If you’re on social media sites like Tumblr, Twitter or Facebook, you’ve probably seen queer and trans people and allies make jokes about how “gender is fake.” The joke is based on the fact — not opinion, but fact — that the gender binary Western society has socialized us to believe isn’t as set in stone as we were taught. Many people now accept that there are more than two genders and that things like makeup and certain haircuts do not belong to only one gender. Even biological markers of sex like chromosomes, hormones and genitalia do not fall into two completely separate camps. That is, gender is fake.
Transgender people are a prime example of the fact that gender is not a predetermined, unchangeable fact of human existence. Trans people do not represent some new phenomenon; they have always existed in various societies throughout history. However, they probably did not call themselves trans. They probably still called themselves women or men, even if they didn’t identify with how everyone else saw them, because of the widespread, steadfast belief in the gender binary that led to transphobic violence. My experience is pretty similar to what I’ve described. Even now, I still often call myself a woman; however, my conceptualization of myself is far more complex.
As a kid, everyone thought I was a run-of-the-mill tomboy. I had an irrational hatred of Barbie dolls and the color pink. I refused to wear dresses until an eighth grade dance mandated that girls wear them. I spent more of my time playing with boys than I did with other girls. In sixth grade, when my school had different summer reading books for male and female students, I asked if I could read the boys’ book because the one I was assigned was “too girly.. I ended up being right about that one, though — the book was terrible.
However, there was something more going on beneath the surface that I never really told anyone about. In second grade, my notebooks had “I want to be a boy” scrawled in every margin. Every time I’d find a dandelion, I would wish to be a boy. I would later learn that most other people assigned female at birth didn’t constantly have these kinds of thoughts.
For most of my life, this didn’t affect me too much — I was just still kind of a tomboy. I cut my hair short senior year of high school. My style runs the gamut from frilly pink skirts to button-downs and suit jackets. I get called “sir” or “man” out in public relatively often. About three years ago, I started to call myself gender nonconforming and introduce myself with both she/her and he/him pronouns, and my friends call me either one. I didn’t think too much about it — until recently.
According to most definitions, I’m not cisgender; however, I don’t necessarily identify as trans. I still feel very much tied to the experience of Black womanhood. Because I am Black, assigned female at birth and seen by most people as a woman, my experiences and interactions are inherently affected by misogynoir, a form of oppression faced by Black women. I don’t really mind when people call me “she” or my family calls me their sister or daughter. But I wish people would see that my experience, how I see myself, is more complicated than that.
Calling myself gender nonconforming or using two sets of pronouns doesn’t fully capture how I feel about myself genderwise.
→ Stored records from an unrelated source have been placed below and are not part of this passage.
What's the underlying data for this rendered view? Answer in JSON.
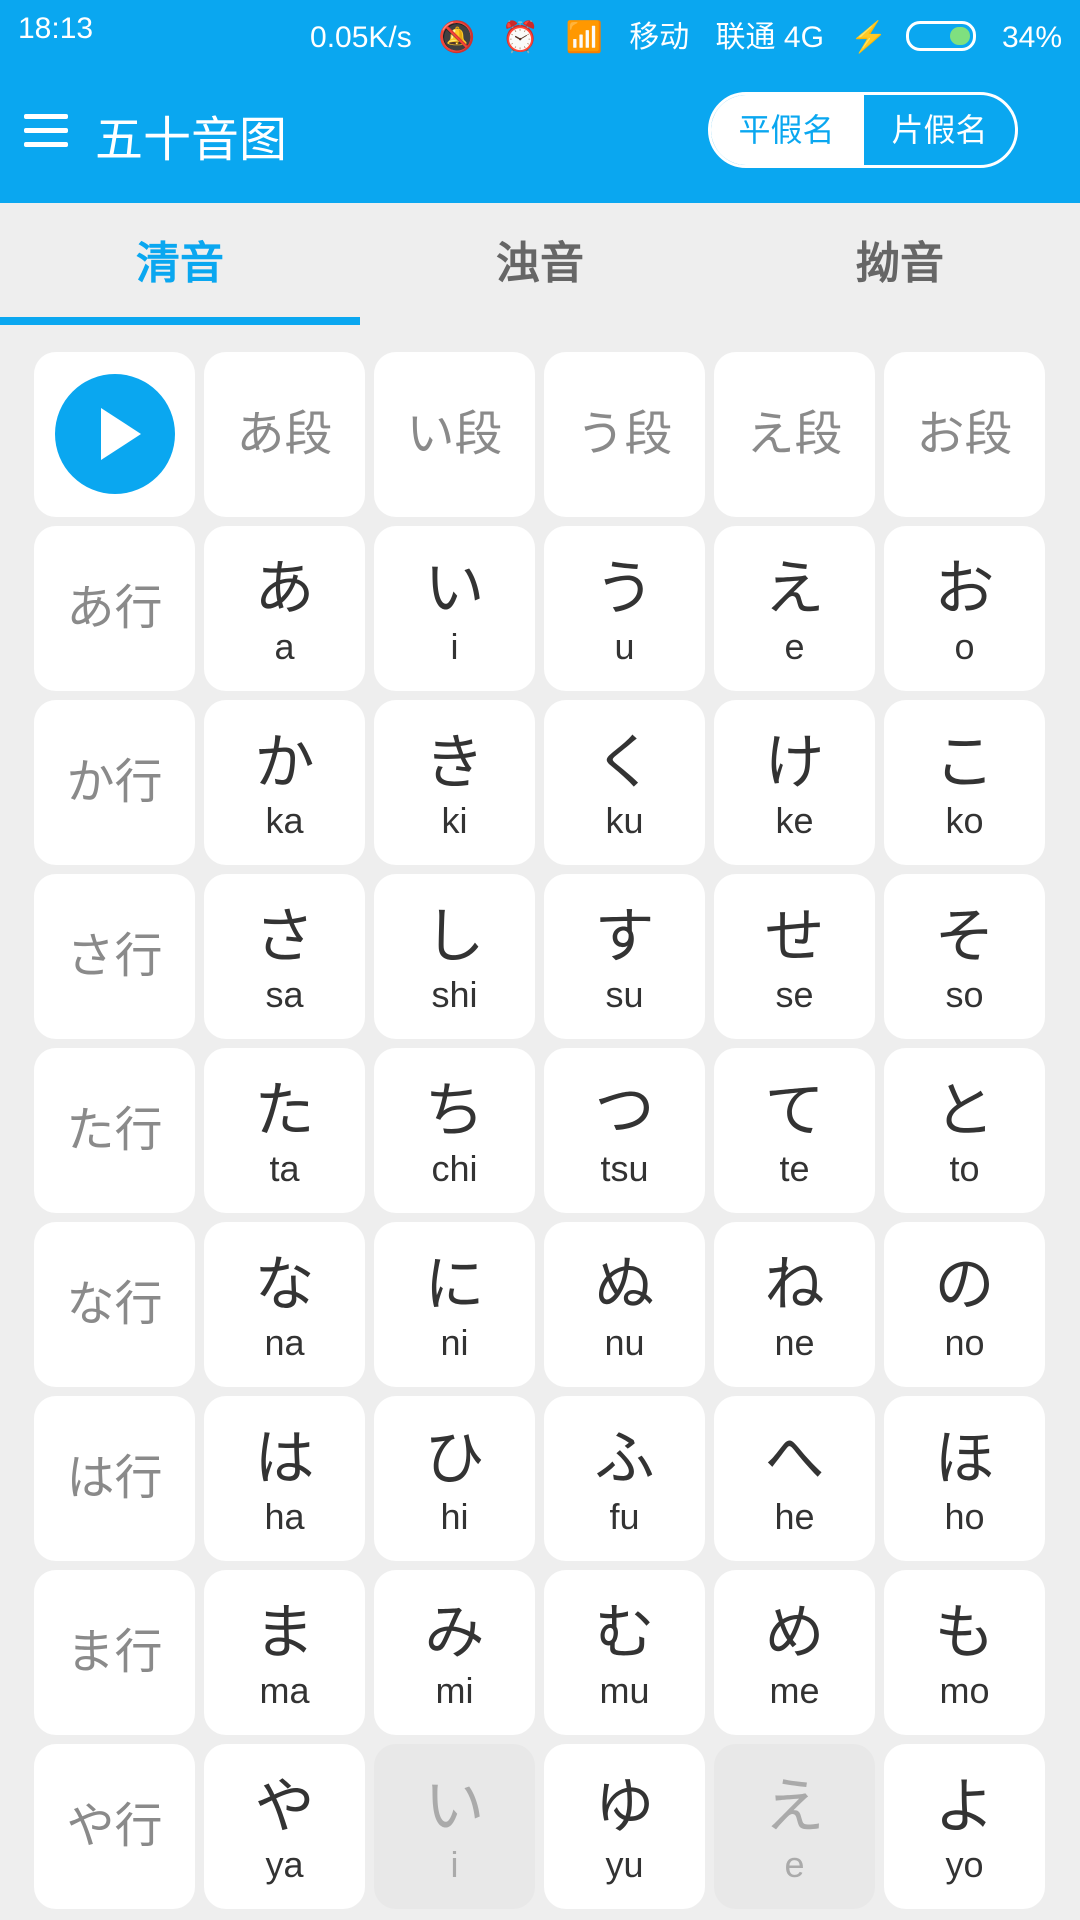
{
  "status": {
    "time": "18:13",
    "speed": "0.05K/s",
    "carrier1": "移动",
    "carrier2": "联通 4G",
    "battery": "34%"
  },
  "header": {
    "title": "五十音图",
    "toggle": {
      "hiragana": "平假名",
      "katakana": "片假名"
    }
  },
  "tabs": [
    {
      "label": "清音"
    },
    {
      "label": "浊音"
    },
    {
      "label": "拗音"
    }
  ],
  "columns": [
    "あ段",
    "い段",
    "う段",
    "え段",
    "お段"
  ],
  "rows": [
    {
      "label": "あ行",
      "cells": [
        [
          "あ",
          "a"
        ],
        [
          "い",
          "i"
        ],
        [
          "う",
          "u"
        ],
        [
          "え",
          "e"
        ],
        [
          "お",
          "o"
        ]
      ]
    },
    {
      "label": "か行",
      "cells": [
        [
          "か",
          "ka"
        ],
        [
          "き",
          "ki"
        ],
        [
          "く",
          "ku"
        ],
        [
          "け",
          "ke"
        ],
        [
          "こ",
          "ko"
        ]
      ]
    },
    {
      "label": "さ行",
      "cells": [
        [
          "さ",
          "sa"
        ],
        [
          "し",
          "shi"
        ],
        [
          "す",
          "su"
        ],
        [
          "せ",
          "se"
        ],
        [
          "そ",
          "so"
        ]
      ]
    },
    {
      "label": "た行",
      "cells": [
        [
          "た",
          "ta"
        ],
        [
          "ち",
          "chi"
        ],
        [
          "つ",
          "tsu"
        ],
        [
          "て",
          "te"
        ],
        [
          "と",
          "to"
        ]
      ]
    },
    {
      "label": "な行",
      "cells": [
        [
          "な",
          "na"
        ],
        [
          "に",
          "ni"
        ],
        [
          "ぬ",
          "nu"
        ],
        [
          "ね",
          "ne"
        ],
        [
          "の",
          "no"
        ]
      ]
    },
    {
      "label": "は行",
      "cells": [
        [
          "は",
          "ha"
        ],
        [
          "ひ",
          "hi"
        ],
        [
          "ふ",
          "fu"
        ],
        [
          "へ",
          "he"
        ],
        [
          "ほ",
          "ho"
        ]
      ]
    },
    {
      "label": "ま行",
      "cells": [
        [
          "ま",
          "ma"
        ],
        [
          "み",
          "mi"
        ],
        [
          "む",
          "mu"
        ],
        [
          "め",
          "me"
        ],
        [
          "も",
          "mo"
        ]
      ]
    },
    {
      "label": "や行",
      "cells": [
        [
          "や",
          "ya"
        ],
        [
          "い",
          "i"
        ],
        [
          "ゆ",
          "yu"
        ],
        [
          "え",
          "e"
        ],
        [
          "よ",
          "yo"
        ]
      ]
    }
  ]
}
I’m not nonbinary or agender — my uncertainty is due to the fact that I feel tied to both “extremes” of gender: man and woman. I don’t know how to explain that when I’m doing my Spanish homework, it just makes more sense for me to refer to myself with masculine adjectives, or that sometimes when I think of myself, I think of myself as a guy. But, I still use she/her pronouns and like wearing dresses. And that’s fine because, well, gender is fake.
I was talking to an acquaintance the other day about gender. They said to me, “I don’t know how you identify,” and I laughed and said, “I don’t either.” Lately, I’ve been thinking that I need to hurry up and figure out this whole gender thing so other people can understand my identity. But I don’t know if people even need to understand it. I just need them to know that gender is fake.
Jordan Brown is a junior in the College. Queering the Narrative appears online every other Thursday.